ASSIGNMENT »
The answer must be every line of the records below that holds the word "this".

DATA SHOWN »
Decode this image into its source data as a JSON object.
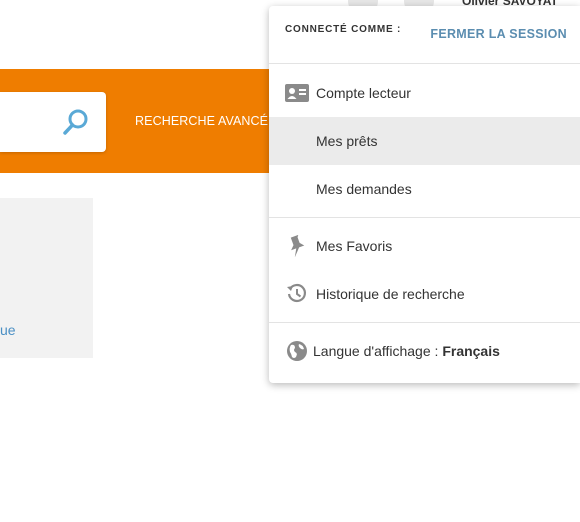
{
  "header": {
    "user_name": "Olivier SAVOYAT"
  },
  "search": {
    "advanced_label": "RECHERCHE AVANCÉE"
  },
  "side_card": {
    "link_fragment": "ue"
  },
  "account_menu": {
    "connected_label": "CONNECTÉ COMME :",
    "logout_label": "FERMER LA SESSION",
    "items": [
      {
        "label": "Compte lecteur",
        "icon": "id-card-icon"
      },
      {
        "label": "Mes prêts",
        "icon": null,
        "active": true
      },
      {
        "label": "Mes demandes",
        "icon": null
      },
      {
        "label": "Mes Favoris",
        "icon": "pin-icon"
      },
      {
        "label": "Historique de recherche",
        "icon": "history-icon"
      }
    ],
    "language": {
      "label": "Langue d'affichage :",
      "value": "Français",
      "icon": "globe-icon"
    }
  },
  "colors": {
    "brand_orange": "#ef7d00",
    "link_blue": "#5b8db0",
    "active_row": "#ebebeb",
    "icon_grey": "#8a8a8a"
  }
}
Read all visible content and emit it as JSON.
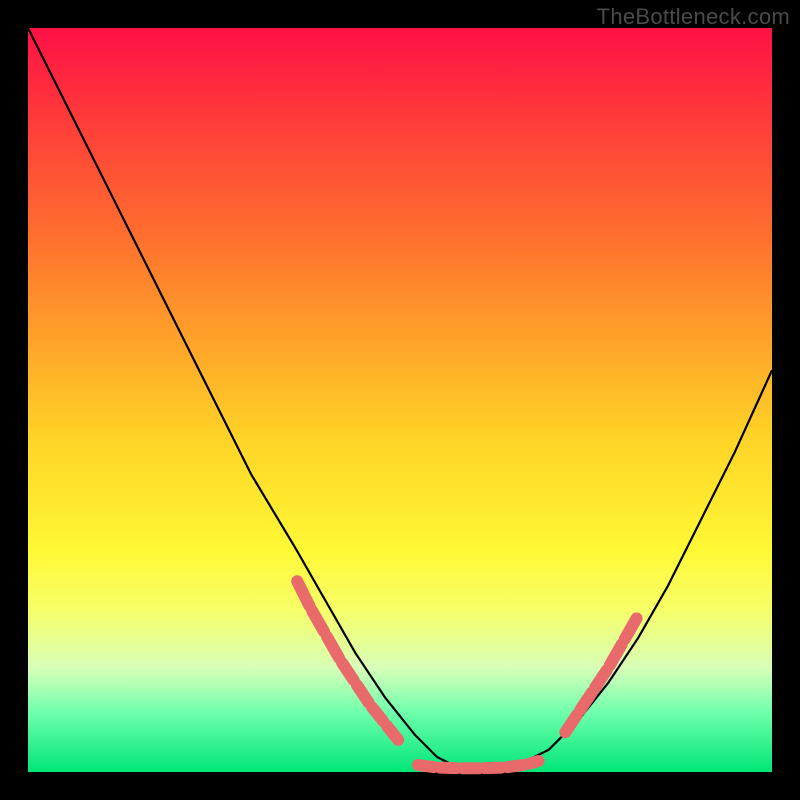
{
  "watermark": "TheBottleneck.com",
  "chart_data": {
    "type": "line",
    "title": "",
    "xlabel": "",
    "ylabel": "",
    "xlim": [
      0,
      100
    ],
    "ylim": [
      0,
      100
    ],
    "series": [
      {
        "name": "left-curve",
        "x": [
          0,
          6,
          12,
          18,
          24,
          30,
          36,
          40,
          44,
          48,
          52,
          55,
          58,
          60
        ],
        "y": [
          100,
          88,
          76,
          64,
          52,
          40,
          30,
          23,
          16,
          10,
          5,
          2,
          0.5,
          0
        ]
      },
      {
        "name": "right-curve",
        "x": [
          60,
          63,
          66,
          70,
          74,
          78,
          82,
          86,
          90,
          95,
          100
        ],
        "y": [
          0,
          0.3,
          1,
          3,
          7,
          12,
          18,
          25,
          33,
          43,
          54
        ]
      },
      {
        "name": "marker-band-left",
        "x": [
          36,
          38,
          40,
          42,
          44,
          46,
          48,
          50
        ],
        "y": [
          26,
          22,
          18.5,
          15,
          12,
          9,
          6.5,
          4
        ]
      },
      {
        "name": "marker-band-bottom",
        "x": [
          52,
          55,
          58,
          61,
          64,
          67,
          69
        ],
        "y": [
          1.0,
          0.6,
          0.5,
          0.5,
          0.6,
          1.0,
          1.6
        ]
      },
      {
        "name": "marker-band-right",
        "x": [
          72,
          74,
          76,
          78,
          80,
          82
        ],
        "y": [
          5,
          8,
          11,
          14,
          17.5,
          21
        ]
      }
    ],
    "colors": {
      "curve": "#000000",
      "markers": "#e96a6a"
    }
  }
}
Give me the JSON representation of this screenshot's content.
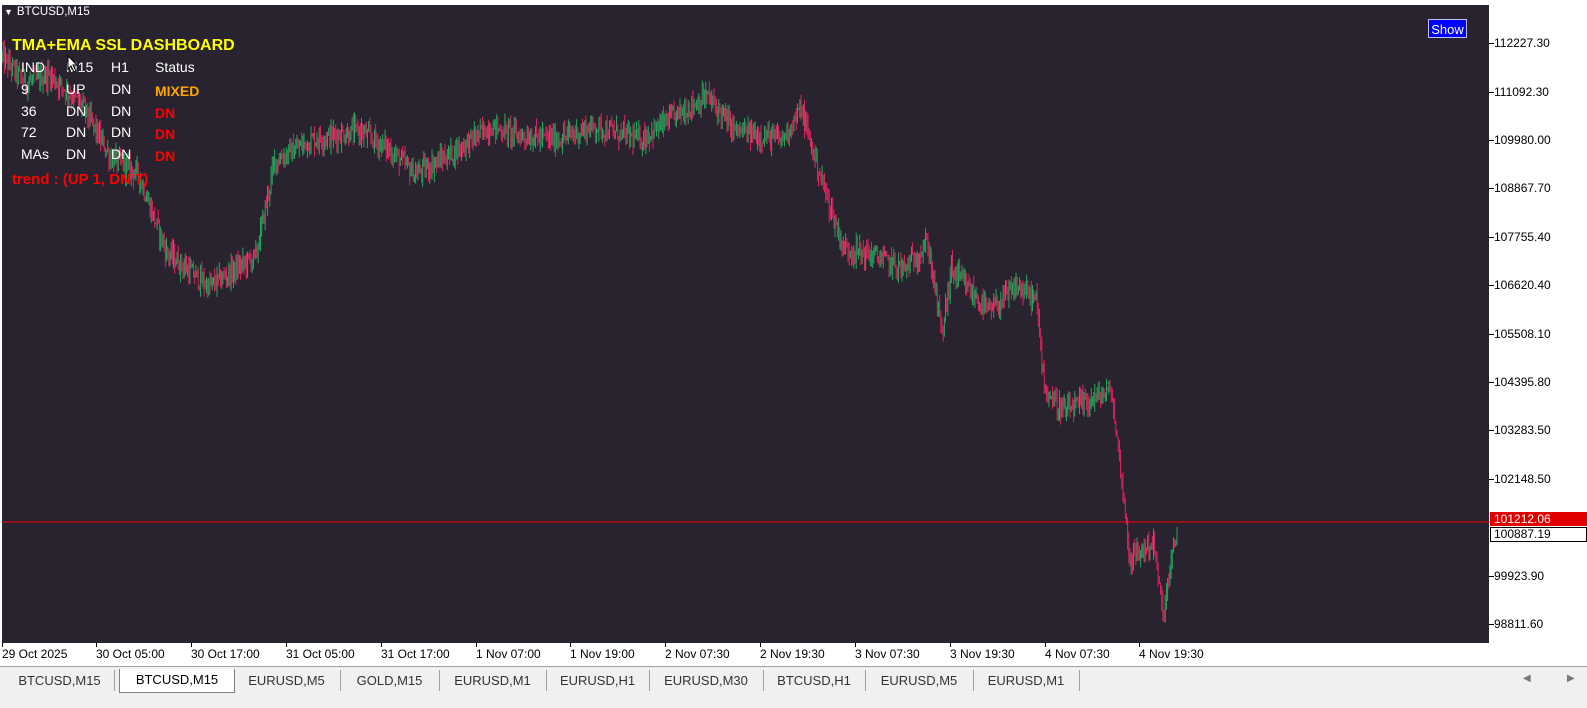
{
  "window": {
    "title": "BTCUSD,M15",
    "show_button": "Show"
  },
  "dashboard": {
    "title": "TMA+EMA SSL DASHBOARD",
    "header": [
      "IND",
      "M15",
      "H1",
      "Status"
    ],
    "rows": [
      {
        "ind": "9",
        "m15": "UP",
        "h1": "DN",
        "status": "MIXED",
        "status_color": "#ffa500"
      },
      {
        "ind": "36",
        "m15": "DN",
        "h1": "DN",
        "status": "DN",
        "status_color": "#ff0000"
      },
      {
        "ind": "72",
        "m15": "DN",
        "h1": "DN",
        "status": "DN",
        "status_color": "#ff0000"
      },
      {
        "ind": "MAs",
        "m15": "DN",
        "h1": "DN",
        "status": "DN",
        "status_color": "#ff0000"
      }
    ],
    "trend": "trend : (UP 1, DN 7)"
  },
  "price_axis": {
    "labels": [
      "112227.30",
      "111092.30",
      "109980.00",
      "108867.70",
      "107755.40",
      "106620.40",
      "105508.10",
      "104395.80",
      "103283.50",
      "102148.50",
      "99923.90",
      "98811.60"
    ],
    "current_bid": "101212.06",
    "current_ask": "100887.19"
  },
  "time_axis": {
    "labels": [
      "29 Oct 2025",
      "30 Oct 05:00",
      "30 Oct 17:00",
      "31 Oct 05:00",
      "31 Oct 17:00",
      "1 Nov 07:00",
      "1 Nov 19:00",
      "2 Nov 07:30",
      "2 Nov 19:30",
      "3 Nov 07:30",
      "3 Nov 19:30",
      "4 Nov 07:30",
      "4 Nov 19:30"
    ]
  },
  "tabs": [
    {
      "label": "BTCUSD,M15",
      "active": false
    },
    {
      "label": "BTCUSD,M15",
      "active": true
    },
    {
      "label": "EURUSD,M5",
      "active": false
    },
    {
      "label": "GOLD,M15",
      "active": false
    },
    {
      "label": "EURUSD,M1",
      "active": false
    },
    {
      "label": "EURUSD,H1",
      "active": false
    },
    {
      "label": "EURUSD,M30",
      "active": false
    },
    {
      "label": "BTCUSD,H1",
      "active": false
    },
    {
      "label": "EURUSD,M5",
      "active": false
    },
    {
      "label": "EURUSD,M1",
      "active": false
    }
  ],
  "colors": {
    "background": "#28232e",
    "bull": "#26a65b",
    "bear": "#e0245e",
    "bid_line": "#ff0000"
  },
  "chart_data": {
    "type": "candlestick",
    "symbol": "BTCUSD",
    "timeframe": "M15",
    "x": [
      "29 Oct 2025",
      "30 Oct 05:00",
      "30 Oct 17:00",
      "31 Oct 05:00",
      "31 Oct 17:00",
      "1 Nov 07:00",
      "1 Nov 19:00",
      "2 Nov 07:30",
      "2 Nov 19:30",
      "3 Nov 07:30",
      "3 Nov 19:30",
      "4 Nov 07:30",
      "4 Nov 19:30"
    ],
    "close_path": [
      {
        "t": 0,
        "price": 111900
      },
      {
        "t": 0.25,
        "price": 111300
      },
      {
        "t": 0.5,
        "price": 111500
      },
      {
        "t": 0.85,
        "price": 110800
      },
      {
        "t": 1.15,
        "price": 109600
      },
      {
        "t": 1.45,
        "price": 109200
      },
      {
        "t": 1.75,
        "price": 107400
      },
      {
        "t": 2.2,
        "price": 106600
      },
      {
        "t": 2.7,
        "price": 107300
      },
      {
        "t": 2.9,
        "price": 109500
      },
      {
        "t": 3.3,
        "price": 110000
      },
      {
        "t": 3.8,
        "price": 110200
      },
      {
        "t": 4.1,
        "price": 109800
      },
      {
        "t": 4.4,
        "price": 109200
      },
      {
        "t": 4.8,
        "price": 109700
      },
      {
        "t": 5.2,
        "price": 110300
      },
      {
        "t": 5.5,
        "price": 110100
      },
      {
        "t": 5.9,
        "price": 110000
      },
      {
        "t": 6.3,
        "price": 110300
      },
      {
        "t": 6.8,
        "price": 110000
      },
      {
        "t": 7.2,
        "price": 110600
      },
      {
        "t": 7.5,
        "price": 111000
      },
      {
        "t": 7.8,
        "price": 110200
      },
      {
        "t": 8.3,
        "price": 110000
      },
      {
        "t": 8.5,
        "price": 110700
      },
      {
        "t": 8.7,
        "price": 109200
      },
      {
        "t": 8.95,
        "price": 107500
      },
      {
        "t": 9.3,
        "price": 107300
      },
      {
        "t": 9.6,
        "price": 107000
      },
      {
        "t": 9.85,
        "price": 107600
      },
      {
        "t": 10.0,
        "price": 105500
      },
      {
        "t": 10.1,
        "price": 107000
      },
      {
        "t": 10.5,
        "price": 106000
      },
      {
        "t": 10.8,
        "price": 106600
      },
      {
        "t": 11.0,
        "price": 106300
      },
      {
        "t": 11.1,
        "price": 104200
      },
      {
        "t": 11.3,
        "price": 103700
      },
      {
        "t": 11.6,
        "price": 104000
      },
      {
        "t": 11.8,
        "price": 104200
      },
      {
        "t": 11.9,
        "price": 102400
      },
      {
        "t": 12.0,
        "price": 100300
      },
      {
        "t": 12.25,
        "price": 100700
      },
      {
        "t": 12.35,
        "price": 99000
      },
      {
        "t": 12.5,
        "price": 101000
      }
    ],
    "price_range": [
      98400,
      112700
    ],
    "bid": 101212.06,
    "ask": 100887.19
  }
}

SOLVED PROBLEM »
Decode this image into its source data as a JSON object.
Give me the JSON representation of this screenshot's content.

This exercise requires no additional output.